Directions for this task:
Copy each line below exactly and leave the pictures out.

** Dataset records follows **

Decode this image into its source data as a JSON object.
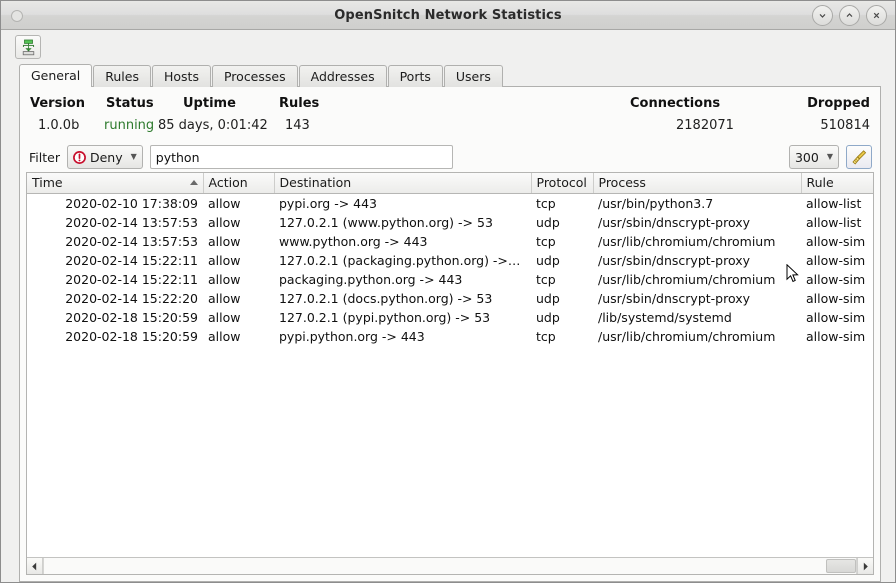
{
  "window": {
    "title": "OpenSnitch Network Statistics",
    "minimize_label": "⌄",
    "maximize_label": "⌃",
    "close_label": "✕"
  },
  "toolbar": {
    "export_icon": "network-download-icon"
  },
  "tabs": [
    {
      "label": "General",
      "active": true
    },
    {
      "label": "Rules",
      "active": false
    },
    {
      "label": "Hosts",
      "active": false
    },
    {
      "label": "Processes",
      "active": false
    },
    {
      "label": "Addresses",
      "active": false
    },
    {
      "label": "Ports",
      "active": false
    },
    {
      "label": "Users",
      "active": false
    }
  ],
  "stats": {
    "version_label": "Version",
    "version_value": "1.0.0b",
    "status_label": "Status",
    "status_value": "running",
    "status_color": "#2d7a2d",
    "uptime_label": "Uptime",
    "uptime_value": "85 days, 0:01:42",
    "rules_label": "Rules",
    "rules_value": "143",
    "connections_label": "Connections",
    "connections_value": "2182071",
    "dropped_label": "Dropped",
    "dropped_value": "510814"
  },
  "filter": {
    "label": "Filter",
    "action_selected": "Deny",
    "action_icon": "deny-icon",
    "action_icon_color": "#c8102e",
    "query_value": "python",
    "query_placeholder": "",
    "limit_selected": "300",
    "clear_icon": "broom-icon"
  },
  "table": {
    "columns": [
      {
        "key": "time",
        "label": "Time",
        "sorted": "asc"
      },
      {
        "key": "action",
        "label": "Action",
        "sorted": ""
      },
      {
        "key": "dest",
        "label": "Destination",
        "sorted": ""
      },
      {
        "key": "protocol",
        "label": "Protocol",
        "sorted": ""
      },
      {
        "key": "process",
        "label": "Process",
        "sorted": ""
      },
      {
        "key": "rule",
        "label": "Rule",
        "sorted": ""
      }
    ],
    "rows": [
      {
        "time": "2020-02-10 17:38:09",
        "action": "allow",
        "dest": "pypi.org  ->  443",
        "protocol": "tcp",
        "process": "/usr/bin/python3.7",
        "rule": "allow-list"
      },
      {
        "time": "2020-02-14 13:57:53",
        "action": "allow",
        "dest": "127.0.2.1 (www.python.org)  ->  53",
        "protocol": "udp",
        "process": "/usr/sbin/dnscrypt-proxy",
        "rule": "allow-list"
      },
      {
        "time": "2020-02-14 13:57:53",
        "action": "allow",
        "dest": "www.python.org  ->  443",
        "protocol": "tcp",
        "process": "/usr/lib/chromium/chromium",
        "rule": "allow-sim"
      },
      {
        "time": "2020-02-14 15:22:11",
        "action": "allow",
        "dest": "127.0.2.1 (packaging.python.org)  ->…",
        "protocol": "udp",
        "process": "/usr/sbin/dnscrypt-proxy",
        "rule": "allow-sim"
      },
      {
        "time": "2020-02-14 15:22:11",
        "action": "allow",
        "dest": "packaging.python.org  ->  443",
        "protocol": "tcp",
        "process": "/usr/lib/chromium/chromium",
        "rule": "allow-sim"
      },
      {
        "time": "2020-02-14 15:22:20",
        "action": "allow",
        "dest": "127.0.2.1 (docs.python.org)  ->  53",
        "protocol": "udp",
        "process": "/usr/sbin/dnscrypt-proxy",
        "rule": "allow-sim"
      },
      {
        "time": "2020-02-18 15:20:59",
        "action": "allow",
        "dest": "127.0.2.1 (pypi.python.org)  ->  53",
        "protocol": "udp",
        "process": "/lib/systemd/systemd",
        "rule": "allow-sim"
      },
      {
        "time": "2020-02-18 15:20:59",
        "action": "allow",
        "dest": "pypi.python.org  ->  443",
        "protocol": "tcp",
        "process": "/usr/lib/chromium/chromium",
        "rule": "allow-sim"
      }
    ]
  },
  "scrollbar": {
    "left_arrow": "◀",
    "right_arrow": "▶"
  }
}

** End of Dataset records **

The answer:
Decode this image into its source data as a JSON object.
{
  "window": {
    "title": "OpenSnitch Network Statistics",
    "minimize_label": "⌄",
    "maximize_label": "⌃",
    "close_label": "✕"
  },
  "toolbar": {
    "export_icon": "network-download-icon"
  },
  "tabs": [
    {
      "label": "General",
      "active": true
    },
    {
      "label": "Rules",
      "active": false
    },
    {
      "label": "Hosts",
      "active": false
    },
    {
      "label": "Processes",
      "active": false
    },
    {
      "label": "Addresses",
      "active": false
    },
    {
      "label": "Ports",
      "active": false
    },
    {
      "label": "Users",
      "active": false
    }
  ],
  "stats": {
    "version_label": "Version",
    "version_value": "1.0.0b",
    "status_label": "Status",
    "status_value": "running",
    "status_color": "#2d7a2d",
    "uptime_label": "Uptime",
    "uptime_value": "85 days, 0:01:42",
    "rules_label": "Rules",
    "rules_value": "143",
    "connections_label": "Connections",
    "connections_value": "2182071",
    "dropped_label": "Dropped",
    "dropped_value": "510814"
  },
  "filter": {
    "label": "Filter",
    "action_selected": "Deny",
    "action_icon": "deny-icon",
    "action_icon_color": "#c8102e",
    "query_value": "python",
    "query_placeholder": "",
    "limit_selected": "300",
    "clear_icon": "broom-icon"
  },
  "table": {
    "columns": [
      {
        "key": "time",
        "label": "Time",
        "sorted": "asc"
      },
      {
        "key": "action",
        "label": "Action",
        "sorted": ""
      },
      {
        "key": "dest",
        "label": "Destination",
        "sorted": ""
      },
      {
        "key": "protocol",
        "label": "Protocol",
        "sorted": ""
      },
      {
        "key": "process",
        "label": "Process",
        "sorted": ""
      },
      {
        "key": "rule",
        "label": "Rule",
        "sorted": ""
      }
    ],
    "rows": [
      {
        "time": "2020-02-10 17:38:09",
        "action": "allow",
        "dest": "pypi.org  ->  443",
        "protocol": "tcp",
        "process": "/usr/bin/python3.7",
        "rule": "allow-list"
      },
      {
        "time": "2020-02-14 13:57:53",
        "action": "allow",
        "dest": "127.0.2.1 (www.python.org)  ->  53",
        "protocol": "udp",
        "process": "/usr/sbin/dnscrypt-proxy",
        "rule": "allow-list"
      },
      {
        "time": "2020-02-14 13:57:53",
        "action": "allow",
        "dest": "www.python.org  ->  443",
        "protocol": "tcp",
        "process": "/usr/lib/chromium/chromium",
        "rule": "allow-sim"
      },
      {
        "time": "2020-02-14 15:22:11",
        "action": "allow",
        "dest": "127.0.2.1 (packaging.python.org)  ->…",
        "protocol": "udp",
        "process": "/usr/sbin/dnscrypt-proxy",
        "rule": "allow-sim"
      },
      {
        "time": "2020-02-14 15:22:11",
        "action": "allow",
        "dest": "packaging.python.org  ->  443",
        "protocol": "tcp",
        "process": "/usr/lib/chromium/chromium",
        "rule": "allow-sim"
      },
      {
        "time": "2020-02-14 15:22:20",
        "action": "allow",
        "dest": "127.0.2.1 (docs.python.org)  ->  53",
        "protocol": "udp",
        "process": "/usr/sbin/dnscrypt-proxy",
        "rule": "allow-sim"
      },
      {
        "time": "2020-02-18 15:20:59",
        "action": "allow",
        "dest": "127.0.2.1 (pypi.python.org)  ->  53",
        "protocol": "udp",
        "process": "/lib/systemd/systemd",
        "rule": "allow-sim"
      },
      {
        "time": "2020-02-18 15:20:59",
        "action": "allow",
        "dest": "pypi.python.org  ->  443",
        "protocol": "tcp",
        "process": "/usr/lib/chromium/chromium",
        "rule": "allow-sim"
      }
    ]
  },
  "scrollbar": {
    "left_arrow": "◀",
    "right_arrow": "▶"
  }
}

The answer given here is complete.